But there are ways the disease can be prevented, such as the YMCA's Diabetes Prevention Program, a diet and exercise intervention program created for people at risk of developing Type 2 diabetes.
Kerry Watterson joined the program when his mother had to start using a wheelchair to get around and began losing her eyesight due to diabetes.
When he was a kid though, his family's issues with weight actually became a running joke.
"We would put pillows under our white t-shirts and pretend to get married as the fat people and make funny jokes about different words," he explained. "Do you promise to love honor and cherish cherries? Mmmmm, mmm."
After completing the program, 26 pounds lighter, Watterson's blood sugar level and body fat percentages are down. And he said plans to keep it going.
"I'm waking up earlier," Watterson said. "I'm feeling healthier my AC1 is down, I'm 5 percent less BMI so I'm making some really positive changes."
The program, which partners with the Centers for Disease Control and UnitedHealth Group, can be either free or low-cost with a doctor's referral.
The 16-week YMCA program requires the suggested 150 minutes of moderate activity along with targets of 5 to 10 percent weight loss for overweight participants.
Part of what makes the program so successful is the group setting.
"I think it is the group dynamics that really set this apart," said Janet Locurto, membership director of the Vanderbilt YMCA. "Once they are in this group they bond, they help each other.
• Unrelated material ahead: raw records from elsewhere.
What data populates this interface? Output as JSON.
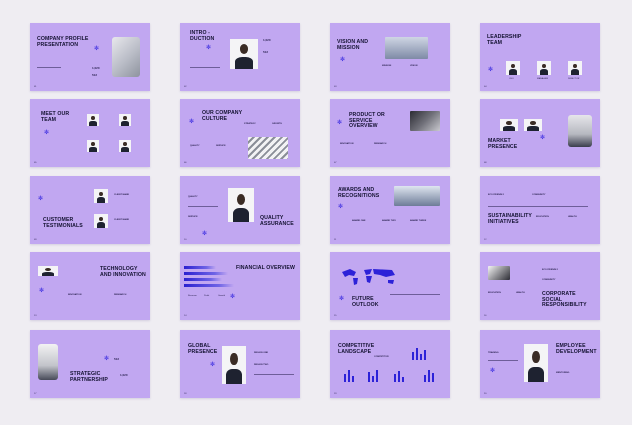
{
  "common": {
    "header_left": "Business Brand",
    "header_right": "Your Company"
  },
  "slides": [
    {
      "id": 1,
      "title": "COMPANY PROFILE PRESENTATION",
      "page": "01"
    },
    {
      "id": 2,
      "title": "INTRO - DUCTION",
      "page": "02"
    },
    {
      "id": 3,
      "title": "VISION AND MISSION",
      "page": "03"
    },
    {
      "id": 4,
      "title": "LEADERSHIP TEAM",
      "page": "04"
    },
    {
      "id": 5,
      "title": "MEET OUR TEAM",
      "page": "05"
    },
    {
      "id": 6,
      "title": "OUR COMPANY CULTURE",
      "page": "06"
    },
    {
      "id": 7,
      "title": "PRODUCT OR SERVICE OVERVIEW",
      "page": "07"
    },
    {
      "id": 8,
      "title": "MARKET PRESENCE",
      "page": "08"
    },
    {
      "id": 9,
      "title": "CUSTOMER TESTIMONIALS",
      "page": "09"
    },
    {
      "id": 10,
      "title": "QUALITY ASSURANCE",
      "page": "10"
    },
    {
      "id": 11,
      "title": "AWARDS AND RECOGNITIONS",
      "page": "11"
    },
    {
      "id": 12,
      "title": "SUSTAINABILITY INITIATIVES",
      "page": "12"
    },
    {
      "id": 13,
      "title": "TECHNOLOGY AND INNOVATION",
      "page": "13"
    },
    {
      "id": 14,
      "title": "FINANCIAL OVERVIEW",
      "page": "14"
    },
    {
      "id": 15,
      "title": "FUTURE OUTLOOK",
      "page": "15"
    },
    {
      "id": 16,
      "title": "CORPORATE SOCIAL RESPONSIBILITY",
      "page": "16"
    },
    {
      "id": 17,
      "title": "STRATEGIC PARTNERSHIP",
      "page": "17"
    },
    {
      "id": 18,
      "title": "GLOBAL PRESENCE",
      "page": "18"
    },
    {
      "id": 19,
      "title": "COMPETITIVE LANDSCAPE",
      "page": "19"
    },
    {
      "id": 20,
      "title": "EMPLOYEE DEVELOPMENT",
      "page": "20"
    }
  ],
  "stats": {
    "s1_a": "1,020",
    "s1_b": "512",
    "s2_a": "1,020",
    "s2_b": "512",
    "s17_a": "512",
    "s17_b": "1,020"
  },
  "labels": {
    "project_one": "PROJECT ONE",
    "project_two": "PROJECT TWO",
    "mission": "MISSION",
    "vision": "VISION",
    "ceo": "CEO",
    "manager": "MANAGER",
    "director": "DIRECTOR",
    "client": "CLIENT NAME",
    "strategy": "STRATEGY",
    "growth": "GROWTH",
    "quality": "QUALITY",
    "service": "SERVICE",
    "innovation": "INNOVATION",
    "research": "RESEARCH",
    "award_one": "AWARD ONE",
    "award_two": "AWARD TWO",
    "award_three": "AWARD THREE",
    "eco": "ECO FRIENDLY",
    "community": "COMMUNITY",
    "education": "EDUCATION",
    "health": "HEALTH",
    "partner": "PARTNER",
    "region_one": "REGION ONE",
    "region_two": "REGION TWO",
    "competitor": "COMPETITOR",
    "training": "TRAINING",
    "mentoring": "MENTORING"
  },
  "legend": {
    "a": "Revenue",
    "b": "Profit",
    "c": "Growth"
  },
  "colors": {
    "slide_bg": "#c1a7f1",
    "accent": "#2d22d8",
    "text": "#141232",
    "page_bg": "#efedf2"
  }
}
They give each other suggestions."
Studies show that having a healthier diet and regular exercise can substantially lower the risk and possibly prevent developing full-on diabetes.
"The department of health estimates that 23 percent of the New York population is pre-diabetic and about 9 percent know it," said Judy Ouziel, senior executive director of the YMCA of Greater New York.
For more information, visit nyc.ydiabetes.com.